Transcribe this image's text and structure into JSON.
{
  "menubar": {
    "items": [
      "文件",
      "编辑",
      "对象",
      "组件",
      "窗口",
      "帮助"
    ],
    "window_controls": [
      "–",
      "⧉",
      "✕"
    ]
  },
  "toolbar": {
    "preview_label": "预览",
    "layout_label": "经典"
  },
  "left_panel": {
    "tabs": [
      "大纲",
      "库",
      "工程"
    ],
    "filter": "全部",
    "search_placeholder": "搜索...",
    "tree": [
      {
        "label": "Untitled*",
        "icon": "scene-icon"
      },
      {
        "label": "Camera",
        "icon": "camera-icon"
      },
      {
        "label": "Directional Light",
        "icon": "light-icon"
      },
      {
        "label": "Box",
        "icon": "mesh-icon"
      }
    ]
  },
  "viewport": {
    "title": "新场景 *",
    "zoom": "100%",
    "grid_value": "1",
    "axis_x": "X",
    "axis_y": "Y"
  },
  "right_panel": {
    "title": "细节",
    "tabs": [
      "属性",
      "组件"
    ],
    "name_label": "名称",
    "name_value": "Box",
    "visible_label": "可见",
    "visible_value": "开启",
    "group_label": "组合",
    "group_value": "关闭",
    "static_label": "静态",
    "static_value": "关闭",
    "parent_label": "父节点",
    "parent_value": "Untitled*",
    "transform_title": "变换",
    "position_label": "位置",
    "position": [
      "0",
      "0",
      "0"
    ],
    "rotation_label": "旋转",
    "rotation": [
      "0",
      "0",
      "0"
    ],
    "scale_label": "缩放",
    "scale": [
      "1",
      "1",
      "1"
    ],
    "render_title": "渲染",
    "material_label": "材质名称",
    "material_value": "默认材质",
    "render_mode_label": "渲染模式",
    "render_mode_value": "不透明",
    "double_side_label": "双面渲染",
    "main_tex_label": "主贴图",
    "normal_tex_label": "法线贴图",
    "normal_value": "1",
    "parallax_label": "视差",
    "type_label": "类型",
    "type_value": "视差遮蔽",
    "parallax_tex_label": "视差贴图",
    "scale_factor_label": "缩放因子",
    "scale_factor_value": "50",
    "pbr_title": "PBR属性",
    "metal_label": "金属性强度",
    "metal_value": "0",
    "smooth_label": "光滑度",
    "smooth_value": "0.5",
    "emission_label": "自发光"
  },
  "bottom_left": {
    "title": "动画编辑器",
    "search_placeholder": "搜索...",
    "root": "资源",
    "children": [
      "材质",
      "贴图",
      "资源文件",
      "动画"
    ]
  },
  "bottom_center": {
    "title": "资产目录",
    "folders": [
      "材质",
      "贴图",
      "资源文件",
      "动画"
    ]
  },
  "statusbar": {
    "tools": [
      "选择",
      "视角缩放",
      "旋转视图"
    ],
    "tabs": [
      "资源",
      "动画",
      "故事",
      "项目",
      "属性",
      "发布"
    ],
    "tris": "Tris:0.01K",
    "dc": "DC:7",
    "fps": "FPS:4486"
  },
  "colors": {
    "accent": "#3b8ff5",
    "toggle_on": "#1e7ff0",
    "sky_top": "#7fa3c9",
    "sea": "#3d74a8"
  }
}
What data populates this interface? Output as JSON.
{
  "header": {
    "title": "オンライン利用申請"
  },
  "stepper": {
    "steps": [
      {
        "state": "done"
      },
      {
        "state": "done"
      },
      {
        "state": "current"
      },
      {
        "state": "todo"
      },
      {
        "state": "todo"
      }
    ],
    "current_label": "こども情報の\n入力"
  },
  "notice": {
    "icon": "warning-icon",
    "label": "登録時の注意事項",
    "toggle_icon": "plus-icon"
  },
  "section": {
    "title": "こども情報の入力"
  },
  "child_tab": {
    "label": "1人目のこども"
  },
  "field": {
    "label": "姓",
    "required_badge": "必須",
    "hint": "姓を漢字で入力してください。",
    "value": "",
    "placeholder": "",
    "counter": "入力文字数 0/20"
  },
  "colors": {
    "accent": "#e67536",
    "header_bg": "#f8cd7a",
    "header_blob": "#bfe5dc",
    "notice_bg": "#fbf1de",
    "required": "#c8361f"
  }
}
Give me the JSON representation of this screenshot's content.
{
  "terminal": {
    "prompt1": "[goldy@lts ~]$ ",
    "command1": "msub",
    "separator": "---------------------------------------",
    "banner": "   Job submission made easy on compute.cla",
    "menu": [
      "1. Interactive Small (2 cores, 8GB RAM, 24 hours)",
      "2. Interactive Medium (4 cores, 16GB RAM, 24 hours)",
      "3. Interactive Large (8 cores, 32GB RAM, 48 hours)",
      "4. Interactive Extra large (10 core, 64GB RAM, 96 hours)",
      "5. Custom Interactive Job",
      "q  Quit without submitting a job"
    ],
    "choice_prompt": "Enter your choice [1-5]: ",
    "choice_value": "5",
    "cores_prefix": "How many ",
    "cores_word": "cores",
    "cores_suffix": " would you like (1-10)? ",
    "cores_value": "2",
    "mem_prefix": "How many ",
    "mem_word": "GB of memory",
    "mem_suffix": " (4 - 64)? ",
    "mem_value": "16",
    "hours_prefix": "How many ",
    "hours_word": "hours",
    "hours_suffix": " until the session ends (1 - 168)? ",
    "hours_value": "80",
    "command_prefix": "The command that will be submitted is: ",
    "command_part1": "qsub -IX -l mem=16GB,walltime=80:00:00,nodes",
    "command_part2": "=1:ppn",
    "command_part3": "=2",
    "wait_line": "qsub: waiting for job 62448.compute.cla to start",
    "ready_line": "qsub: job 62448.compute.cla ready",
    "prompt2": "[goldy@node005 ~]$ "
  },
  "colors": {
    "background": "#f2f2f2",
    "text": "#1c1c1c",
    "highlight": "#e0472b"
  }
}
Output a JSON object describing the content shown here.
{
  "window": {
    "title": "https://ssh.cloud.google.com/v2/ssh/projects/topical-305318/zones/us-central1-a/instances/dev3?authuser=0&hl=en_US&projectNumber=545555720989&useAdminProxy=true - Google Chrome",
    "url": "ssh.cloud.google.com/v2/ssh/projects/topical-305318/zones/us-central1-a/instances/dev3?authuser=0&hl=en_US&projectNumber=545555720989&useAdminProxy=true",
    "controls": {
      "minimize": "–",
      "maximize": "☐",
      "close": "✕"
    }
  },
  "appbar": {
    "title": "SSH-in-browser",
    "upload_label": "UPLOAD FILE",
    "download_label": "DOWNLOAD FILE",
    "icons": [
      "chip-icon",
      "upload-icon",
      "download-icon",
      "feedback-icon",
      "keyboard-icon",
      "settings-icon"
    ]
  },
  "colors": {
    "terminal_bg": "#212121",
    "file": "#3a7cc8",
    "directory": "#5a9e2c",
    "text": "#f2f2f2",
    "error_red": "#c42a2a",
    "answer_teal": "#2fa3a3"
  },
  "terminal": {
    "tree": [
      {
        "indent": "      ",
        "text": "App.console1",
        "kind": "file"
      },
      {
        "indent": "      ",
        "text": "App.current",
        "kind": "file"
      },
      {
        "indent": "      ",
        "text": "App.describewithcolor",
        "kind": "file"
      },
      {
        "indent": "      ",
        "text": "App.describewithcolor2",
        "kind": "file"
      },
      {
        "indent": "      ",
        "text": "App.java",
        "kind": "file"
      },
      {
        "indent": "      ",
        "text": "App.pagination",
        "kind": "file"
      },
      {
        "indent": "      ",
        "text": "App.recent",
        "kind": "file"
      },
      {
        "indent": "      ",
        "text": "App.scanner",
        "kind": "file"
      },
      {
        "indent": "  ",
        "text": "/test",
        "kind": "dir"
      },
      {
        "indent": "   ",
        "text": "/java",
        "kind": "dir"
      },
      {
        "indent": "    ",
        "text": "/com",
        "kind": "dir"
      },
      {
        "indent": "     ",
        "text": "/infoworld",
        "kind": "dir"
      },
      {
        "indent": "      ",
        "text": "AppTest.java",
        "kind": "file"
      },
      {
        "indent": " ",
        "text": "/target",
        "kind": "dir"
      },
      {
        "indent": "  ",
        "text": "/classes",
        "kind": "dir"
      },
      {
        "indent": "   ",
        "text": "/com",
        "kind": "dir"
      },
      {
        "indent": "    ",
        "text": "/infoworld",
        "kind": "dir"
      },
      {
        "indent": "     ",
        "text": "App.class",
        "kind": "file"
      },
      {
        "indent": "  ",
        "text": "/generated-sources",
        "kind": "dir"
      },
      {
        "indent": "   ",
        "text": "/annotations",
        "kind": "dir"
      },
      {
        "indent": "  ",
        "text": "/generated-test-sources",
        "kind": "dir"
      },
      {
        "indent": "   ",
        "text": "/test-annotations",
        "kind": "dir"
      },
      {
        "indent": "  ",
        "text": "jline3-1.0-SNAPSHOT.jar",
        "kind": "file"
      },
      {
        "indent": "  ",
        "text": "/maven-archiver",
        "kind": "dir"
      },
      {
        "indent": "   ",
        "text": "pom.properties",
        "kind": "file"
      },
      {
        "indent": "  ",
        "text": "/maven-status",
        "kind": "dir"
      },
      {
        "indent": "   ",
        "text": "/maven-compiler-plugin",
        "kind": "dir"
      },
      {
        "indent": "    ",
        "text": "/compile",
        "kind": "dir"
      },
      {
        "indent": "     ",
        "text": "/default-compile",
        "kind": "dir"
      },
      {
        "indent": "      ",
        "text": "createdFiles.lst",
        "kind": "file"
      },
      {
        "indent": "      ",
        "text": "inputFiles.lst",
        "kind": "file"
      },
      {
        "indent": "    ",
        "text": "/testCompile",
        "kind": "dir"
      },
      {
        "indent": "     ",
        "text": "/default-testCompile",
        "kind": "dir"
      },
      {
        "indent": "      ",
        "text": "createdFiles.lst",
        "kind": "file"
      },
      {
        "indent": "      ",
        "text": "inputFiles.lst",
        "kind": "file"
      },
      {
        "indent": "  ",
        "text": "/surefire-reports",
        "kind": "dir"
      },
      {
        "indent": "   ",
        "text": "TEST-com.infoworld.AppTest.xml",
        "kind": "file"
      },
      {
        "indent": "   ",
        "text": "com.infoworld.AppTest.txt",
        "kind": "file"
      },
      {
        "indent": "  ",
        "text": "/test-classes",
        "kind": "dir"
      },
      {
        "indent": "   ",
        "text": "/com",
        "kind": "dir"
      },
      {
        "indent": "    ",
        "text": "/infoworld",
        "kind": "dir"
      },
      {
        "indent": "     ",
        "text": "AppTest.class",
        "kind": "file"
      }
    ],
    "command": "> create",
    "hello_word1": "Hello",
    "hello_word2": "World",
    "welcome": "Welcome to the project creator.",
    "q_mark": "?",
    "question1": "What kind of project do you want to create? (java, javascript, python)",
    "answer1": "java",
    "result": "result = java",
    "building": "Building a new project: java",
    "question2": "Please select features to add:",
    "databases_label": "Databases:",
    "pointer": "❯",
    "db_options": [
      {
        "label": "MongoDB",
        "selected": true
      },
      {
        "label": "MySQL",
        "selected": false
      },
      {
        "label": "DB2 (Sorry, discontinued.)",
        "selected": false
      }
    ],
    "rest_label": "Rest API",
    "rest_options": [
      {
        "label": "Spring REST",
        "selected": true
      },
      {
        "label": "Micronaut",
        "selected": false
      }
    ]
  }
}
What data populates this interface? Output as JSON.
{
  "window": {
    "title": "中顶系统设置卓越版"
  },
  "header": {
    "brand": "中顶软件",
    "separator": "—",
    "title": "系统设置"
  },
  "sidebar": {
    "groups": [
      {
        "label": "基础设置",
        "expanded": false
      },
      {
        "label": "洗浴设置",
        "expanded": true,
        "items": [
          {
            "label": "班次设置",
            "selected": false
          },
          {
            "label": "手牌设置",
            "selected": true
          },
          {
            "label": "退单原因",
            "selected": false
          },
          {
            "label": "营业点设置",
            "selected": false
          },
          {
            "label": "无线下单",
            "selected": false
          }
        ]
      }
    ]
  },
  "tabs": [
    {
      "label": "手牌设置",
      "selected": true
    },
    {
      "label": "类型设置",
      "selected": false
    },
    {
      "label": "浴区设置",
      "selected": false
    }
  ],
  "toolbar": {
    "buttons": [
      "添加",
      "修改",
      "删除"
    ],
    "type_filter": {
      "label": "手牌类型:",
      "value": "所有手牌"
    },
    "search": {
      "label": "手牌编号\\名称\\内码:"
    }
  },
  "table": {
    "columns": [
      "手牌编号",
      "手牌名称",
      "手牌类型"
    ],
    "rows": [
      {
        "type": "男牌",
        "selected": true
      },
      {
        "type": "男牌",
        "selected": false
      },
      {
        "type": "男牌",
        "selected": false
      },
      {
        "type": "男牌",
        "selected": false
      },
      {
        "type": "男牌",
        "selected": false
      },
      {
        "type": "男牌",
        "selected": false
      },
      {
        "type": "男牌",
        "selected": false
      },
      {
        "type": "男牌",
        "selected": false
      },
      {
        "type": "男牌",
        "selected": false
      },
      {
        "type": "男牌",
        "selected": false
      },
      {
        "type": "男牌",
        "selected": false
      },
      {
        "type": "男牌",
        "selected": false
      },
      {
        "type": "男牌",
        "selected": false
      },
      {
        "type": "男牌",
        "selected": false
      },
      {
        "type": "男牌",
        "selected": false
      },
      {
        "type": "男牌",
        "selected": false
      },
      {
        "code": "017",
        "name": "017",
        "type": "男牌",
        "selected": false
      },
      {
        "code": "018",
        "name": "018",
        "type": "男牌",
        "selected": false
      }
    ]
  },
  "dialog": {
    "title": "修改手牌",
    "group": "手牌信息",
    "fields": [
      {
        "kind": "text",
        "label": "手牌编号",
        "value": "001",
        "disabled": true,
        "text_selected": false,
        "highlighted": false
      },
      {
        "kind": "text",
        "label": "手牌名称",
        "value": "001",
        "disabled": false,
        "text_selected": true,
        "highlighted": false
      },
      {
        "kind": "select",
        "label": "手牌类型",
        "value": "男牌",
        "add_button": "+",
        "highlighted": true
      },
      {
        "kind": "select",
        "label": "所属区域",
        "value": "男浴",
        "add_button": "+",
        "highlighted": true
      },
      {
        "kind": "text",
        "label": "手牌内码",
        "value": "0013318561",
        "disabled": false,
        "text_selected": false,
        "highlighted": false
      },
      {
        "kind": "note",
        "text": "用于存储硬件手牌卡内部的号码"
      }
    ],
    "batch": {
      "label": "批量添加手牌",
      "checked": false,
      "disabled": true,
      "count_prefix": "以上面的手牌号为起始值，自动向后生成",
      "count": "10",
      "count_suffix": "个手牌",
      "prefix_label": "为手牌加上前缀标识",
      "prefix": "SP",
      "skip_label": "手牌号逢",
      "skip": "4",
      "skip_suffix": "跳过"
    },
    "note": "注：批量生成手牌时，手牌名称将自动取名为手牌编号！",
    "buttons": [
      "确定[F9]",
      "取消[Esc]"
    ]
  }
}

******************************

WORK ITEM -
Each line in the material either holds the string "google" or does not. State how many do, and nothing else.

ANSWER AREA -
2